_What you need to do:_ How many lines of the data contain the string "Events"? Write the number and nothing more.

■ ■ ■ ■

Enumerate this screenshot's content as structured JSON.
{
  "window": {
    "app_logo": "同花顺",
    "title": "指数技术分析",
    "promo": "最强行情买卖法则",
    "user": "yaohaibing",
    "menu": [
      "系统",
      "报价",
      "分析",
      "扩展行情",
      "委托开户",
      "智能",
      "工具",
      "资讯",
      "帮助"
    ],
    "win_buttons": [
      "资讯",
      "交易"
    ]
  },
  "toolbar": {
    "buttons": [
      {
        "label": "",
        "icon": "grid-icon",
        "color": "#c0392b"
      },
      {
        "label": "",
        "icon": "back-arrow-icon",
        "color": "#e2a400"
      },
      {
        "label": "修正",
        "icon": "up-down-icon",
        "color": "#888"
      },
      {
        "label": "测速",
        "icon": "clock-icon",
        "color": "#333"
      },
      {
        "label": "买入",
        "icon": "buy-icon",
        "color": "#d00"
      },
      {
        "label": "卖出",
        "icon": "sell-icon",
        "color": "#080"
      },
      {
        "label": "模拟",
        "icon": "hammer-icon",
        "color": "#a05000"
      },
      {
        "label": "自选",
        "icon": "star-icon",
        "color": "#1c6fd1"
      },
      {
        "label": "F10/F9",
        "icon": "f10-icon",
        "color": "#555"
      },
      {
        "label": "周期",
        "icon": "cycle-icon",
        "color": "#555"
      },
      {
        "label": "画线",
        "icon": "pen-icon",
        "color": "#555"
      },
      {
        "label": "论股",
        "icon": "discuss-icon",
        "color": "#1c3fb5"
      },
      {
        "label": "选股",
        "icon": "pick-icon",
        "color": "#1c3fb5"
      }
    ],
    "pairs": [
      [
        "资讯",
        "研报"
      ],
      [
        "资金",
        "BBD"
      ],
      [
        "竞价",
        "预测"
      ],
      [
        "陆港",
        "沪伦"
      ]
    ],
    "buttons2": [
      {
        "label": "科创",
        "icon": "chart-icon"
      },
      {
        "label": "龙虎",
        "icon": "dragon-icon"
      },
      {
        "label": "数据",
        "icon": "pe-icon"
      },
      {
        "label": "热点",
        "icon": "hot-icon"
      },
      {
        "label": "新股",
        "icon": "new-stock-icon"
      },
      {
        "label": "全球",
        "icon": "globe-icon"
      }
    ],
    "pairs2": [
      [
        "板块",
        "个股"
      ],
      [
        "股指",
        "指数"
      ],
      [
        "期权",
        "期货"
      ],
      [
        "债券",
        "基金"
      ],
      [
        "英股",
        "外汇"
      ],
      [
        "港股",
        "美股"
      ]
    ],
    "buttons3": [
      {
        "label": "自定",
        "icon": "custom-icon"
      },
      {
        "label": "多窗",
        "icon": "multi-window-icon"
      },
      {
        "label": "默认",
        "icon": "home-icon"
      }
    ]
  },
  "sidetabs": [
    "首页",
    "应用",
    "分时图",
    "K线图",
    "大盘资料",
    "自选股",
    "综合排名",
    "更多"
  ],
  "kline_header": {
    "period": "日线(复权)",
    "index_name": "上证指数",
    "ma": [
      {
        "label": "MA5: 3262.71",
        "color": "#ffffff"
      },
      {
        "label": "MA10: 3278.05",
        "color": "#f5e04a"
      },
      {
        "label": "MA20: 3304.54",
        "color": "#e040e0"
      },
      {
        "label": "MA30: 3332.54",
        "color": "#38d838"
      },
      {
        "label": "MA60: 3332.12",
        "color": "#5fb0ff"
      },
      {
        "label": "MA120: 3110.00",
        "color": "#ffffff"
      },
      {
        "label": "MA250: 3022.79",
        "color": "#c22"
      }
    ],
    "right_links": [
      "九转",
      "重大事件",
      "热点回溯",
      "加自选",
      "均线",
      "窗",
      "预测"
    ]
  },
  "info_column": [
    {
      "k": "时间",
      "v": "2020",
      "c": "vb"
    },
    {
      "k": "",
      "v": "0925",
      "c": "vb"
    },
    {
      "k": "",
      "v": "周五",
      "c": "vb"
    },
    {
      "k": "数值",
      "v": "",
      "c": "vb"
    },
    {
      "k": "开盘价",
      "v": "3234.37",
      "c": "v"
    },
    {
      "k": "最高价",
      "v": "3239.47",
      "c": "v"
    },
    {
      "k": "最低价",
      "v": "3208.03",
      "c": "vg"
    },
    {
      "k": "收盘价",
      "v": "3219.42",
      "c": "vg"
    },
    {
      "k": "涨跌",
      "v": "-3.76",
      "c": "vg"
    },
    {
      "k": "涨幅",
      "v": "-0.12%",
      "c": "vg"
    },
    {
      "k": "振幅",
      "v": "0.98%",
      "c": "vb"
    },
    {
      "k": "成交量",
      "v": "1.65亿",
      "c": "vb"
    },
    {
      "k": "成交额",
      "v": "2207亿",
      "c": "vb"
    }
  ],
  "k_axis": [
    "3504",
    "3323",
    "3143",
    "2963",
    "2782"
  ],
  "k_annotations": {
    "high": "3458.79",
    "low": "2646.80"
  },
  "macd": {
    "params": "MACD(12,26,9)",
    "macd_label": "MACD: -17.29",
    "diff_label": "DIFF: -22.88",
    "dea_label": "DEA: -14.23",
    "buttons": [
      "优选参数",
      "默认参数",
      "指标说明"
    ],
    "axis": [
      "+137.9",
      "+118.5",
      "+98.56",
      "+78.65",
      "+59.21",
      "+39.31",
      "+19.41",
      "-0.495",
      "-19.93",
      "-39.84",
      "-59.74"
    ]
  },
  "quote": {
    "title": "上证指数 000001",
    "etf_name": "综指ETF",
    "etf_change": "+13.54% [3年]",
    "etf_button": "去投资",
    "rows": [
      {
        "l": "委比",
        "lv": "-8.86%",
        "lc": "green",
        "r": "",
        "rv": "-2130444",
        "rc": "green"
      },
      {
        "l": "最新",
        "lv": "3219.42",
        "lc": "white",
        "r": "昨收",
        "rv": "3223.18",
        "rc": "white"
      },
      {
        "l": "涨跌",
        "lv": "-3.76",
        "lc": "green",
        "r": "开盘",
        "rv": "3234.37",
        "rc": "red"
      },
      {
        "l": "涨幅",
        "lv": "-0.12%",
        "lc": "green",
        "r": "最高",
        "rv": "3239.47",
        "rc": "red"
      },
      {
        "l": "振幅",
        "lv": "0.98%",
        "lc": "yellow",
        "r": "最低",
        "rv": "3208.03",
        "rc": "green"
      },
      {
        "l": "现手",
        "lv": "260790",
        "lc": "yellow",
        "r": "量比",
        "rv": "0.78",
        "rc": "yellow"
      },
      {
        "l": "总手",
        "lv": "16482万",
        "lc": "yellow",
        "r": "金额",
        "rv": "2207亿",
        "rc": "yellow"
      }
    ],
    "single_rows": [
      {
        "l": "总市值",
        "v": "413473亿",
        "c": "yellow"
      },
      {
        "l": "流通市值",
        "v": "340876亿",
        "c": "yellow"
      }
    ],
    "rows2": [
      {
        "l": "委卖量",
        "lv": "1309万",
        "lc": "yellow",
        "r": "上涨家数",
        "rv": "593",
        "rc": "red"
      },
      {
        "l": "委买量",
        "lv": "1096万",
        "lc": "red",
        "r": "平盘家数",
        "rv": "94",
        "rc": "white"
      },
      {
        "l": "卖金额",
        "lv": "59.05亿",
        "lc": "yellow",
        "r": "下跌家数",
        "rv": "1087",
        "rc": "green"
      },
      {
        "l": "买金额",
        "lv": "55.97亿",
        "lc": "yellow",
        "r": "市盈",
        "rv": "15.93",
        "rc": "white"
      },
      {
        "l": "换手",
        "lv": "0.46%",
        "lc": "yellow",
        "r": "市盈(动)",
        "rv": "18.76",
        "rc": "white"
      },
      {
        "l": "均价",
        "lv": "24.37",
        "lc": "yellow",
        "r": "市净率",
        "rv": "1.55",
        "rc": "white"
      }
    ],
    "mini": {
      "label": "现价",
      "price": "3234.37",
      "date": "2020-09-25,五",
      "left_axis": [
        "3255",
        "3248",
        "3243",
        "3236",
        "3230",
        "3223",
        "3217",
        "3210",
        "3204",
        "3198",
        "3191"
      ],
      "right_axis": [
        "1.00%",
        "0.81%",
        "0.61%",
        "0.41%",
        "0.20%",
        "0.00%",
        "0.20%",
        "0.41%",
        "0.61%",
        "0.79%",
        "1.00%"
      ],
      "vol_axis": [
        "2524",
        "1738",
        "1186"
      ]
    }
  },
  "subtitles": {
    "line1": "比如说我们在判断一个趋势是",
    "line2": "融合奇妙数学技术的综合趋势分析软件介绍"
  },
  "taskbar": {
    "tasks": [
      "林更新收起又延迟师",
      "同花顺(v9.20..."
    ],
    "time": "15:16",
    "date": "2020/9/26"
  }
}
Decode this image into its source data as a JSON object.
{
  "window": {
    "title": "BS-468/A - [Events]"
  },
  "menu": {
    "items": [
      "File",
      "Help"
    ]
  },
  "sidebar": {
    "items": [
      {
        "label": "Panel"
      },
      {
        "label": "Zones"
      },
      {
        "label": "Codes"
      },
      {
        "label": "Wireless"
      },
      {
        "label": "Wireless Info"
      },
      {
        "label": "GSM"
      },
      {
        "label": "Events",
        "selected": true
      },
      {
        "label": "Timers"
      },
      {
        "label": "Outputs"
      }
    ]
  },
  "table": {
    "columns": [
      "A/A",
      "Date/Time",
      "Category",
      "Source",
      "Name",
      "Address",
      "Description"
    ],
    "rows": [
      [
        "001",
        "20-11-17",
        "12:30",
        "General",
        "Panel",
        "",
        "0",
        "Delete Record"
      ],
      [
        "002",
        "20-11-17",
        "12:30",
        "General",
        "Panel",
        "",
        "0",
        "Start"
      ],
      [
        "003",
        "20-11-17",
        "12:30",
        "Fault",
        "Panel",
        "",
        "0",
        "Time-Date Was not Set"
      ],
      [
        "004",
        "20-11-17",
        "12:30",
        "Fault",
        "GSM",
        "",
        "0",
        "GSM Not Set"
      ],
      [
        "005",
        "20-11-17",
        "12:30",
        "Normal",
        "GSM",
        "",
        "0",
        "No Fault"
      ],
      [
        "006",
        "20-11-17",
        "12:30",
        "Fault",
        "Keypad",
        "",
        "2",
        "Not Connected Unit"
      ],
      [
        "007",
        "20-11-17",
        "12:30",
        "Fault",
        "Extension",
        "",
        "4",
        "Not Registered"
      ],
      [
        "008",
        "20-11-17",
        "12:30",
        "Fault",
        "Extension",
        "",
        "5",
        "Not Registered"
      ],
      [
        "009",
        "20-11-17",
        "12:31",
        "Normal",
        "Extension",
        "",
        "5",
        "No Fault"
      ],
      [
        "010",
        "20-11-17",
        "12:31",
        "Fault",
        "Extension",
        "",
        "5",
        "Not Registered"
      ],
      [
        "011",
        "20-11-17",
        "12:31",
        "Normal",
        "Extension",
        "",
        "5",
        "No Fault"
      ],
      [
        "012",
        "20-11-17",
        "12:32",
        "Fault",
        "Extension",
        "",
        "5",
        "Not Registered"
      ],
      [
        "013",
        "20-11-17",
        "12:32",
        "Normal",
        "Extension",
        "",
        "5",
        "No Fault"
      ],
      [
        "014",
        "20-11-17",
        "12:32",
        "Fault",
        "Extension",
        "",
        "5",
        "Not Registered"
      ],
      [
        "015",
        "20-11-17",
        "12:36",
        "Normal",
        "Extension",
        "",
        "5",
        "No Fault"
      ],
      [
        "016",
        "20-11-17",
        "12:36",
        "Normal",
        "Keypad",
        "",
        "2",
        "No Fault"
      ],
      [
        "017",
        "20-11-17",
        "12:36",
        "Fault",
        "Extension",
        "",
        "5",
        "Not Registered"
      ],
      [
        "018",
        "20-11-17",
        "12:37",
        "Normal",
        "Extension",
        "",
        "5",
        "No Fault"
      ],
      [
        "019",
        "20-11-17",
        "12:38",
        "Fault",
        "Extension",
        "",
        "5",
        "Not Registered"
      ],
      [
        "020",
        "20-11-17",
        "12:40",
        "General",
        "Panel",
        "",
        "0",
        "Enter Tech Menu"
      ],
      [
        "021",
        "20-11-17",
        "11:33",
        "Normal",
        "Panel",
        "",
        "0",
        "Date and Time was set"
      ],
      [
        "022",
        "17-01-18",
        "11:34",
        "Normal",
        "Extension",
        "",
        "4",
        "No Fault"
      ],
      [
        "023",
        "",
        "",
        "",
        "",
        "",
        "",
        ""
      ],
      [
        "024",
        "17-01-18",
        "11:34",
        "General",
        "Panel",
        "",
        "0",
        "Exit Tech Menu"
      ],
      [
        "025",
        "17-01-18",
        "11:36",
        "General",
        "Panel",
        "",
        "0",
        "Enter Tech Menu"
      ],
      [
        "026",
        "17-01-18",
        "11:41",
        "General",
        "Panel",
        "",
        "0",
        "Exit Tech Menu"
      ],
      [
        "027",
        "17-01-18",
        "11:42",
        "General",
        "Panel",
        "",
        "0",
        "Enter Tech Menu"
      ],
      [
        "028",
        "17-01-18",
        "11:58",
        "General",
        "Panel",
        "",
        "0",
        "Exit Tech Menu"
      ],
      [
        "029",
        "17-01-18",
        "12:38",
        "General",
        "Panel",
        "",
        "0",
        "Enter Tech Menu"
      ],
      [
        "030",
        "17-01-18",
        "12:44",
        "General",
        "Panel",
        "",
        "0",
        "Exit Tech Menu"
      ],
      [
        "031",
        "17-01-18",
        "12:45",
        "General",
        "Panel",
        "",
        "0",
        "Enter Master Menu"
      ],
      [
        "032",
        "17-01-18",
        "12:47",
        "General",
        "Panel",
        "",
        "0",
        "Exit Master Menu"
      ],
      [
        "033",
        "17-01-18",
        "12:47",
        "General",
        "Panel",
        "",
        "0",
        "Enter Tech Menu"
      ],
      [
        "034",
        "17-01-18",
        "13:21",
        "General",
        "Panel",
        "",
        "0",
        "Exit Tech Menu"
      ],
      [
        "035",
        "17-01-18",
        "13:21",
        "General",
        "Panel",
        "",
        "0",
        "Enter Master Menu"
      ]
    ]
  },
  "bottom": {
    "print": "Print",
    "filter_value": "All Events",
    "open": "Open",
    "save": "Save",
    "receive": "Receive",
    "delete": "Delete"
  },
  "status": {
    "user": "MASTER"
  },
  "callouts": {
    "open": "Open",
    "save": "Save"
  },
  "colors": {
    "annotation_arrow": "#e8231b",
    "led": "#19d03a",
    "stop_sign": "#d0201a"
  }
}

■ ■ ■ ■

_Answer to the problem:_ 3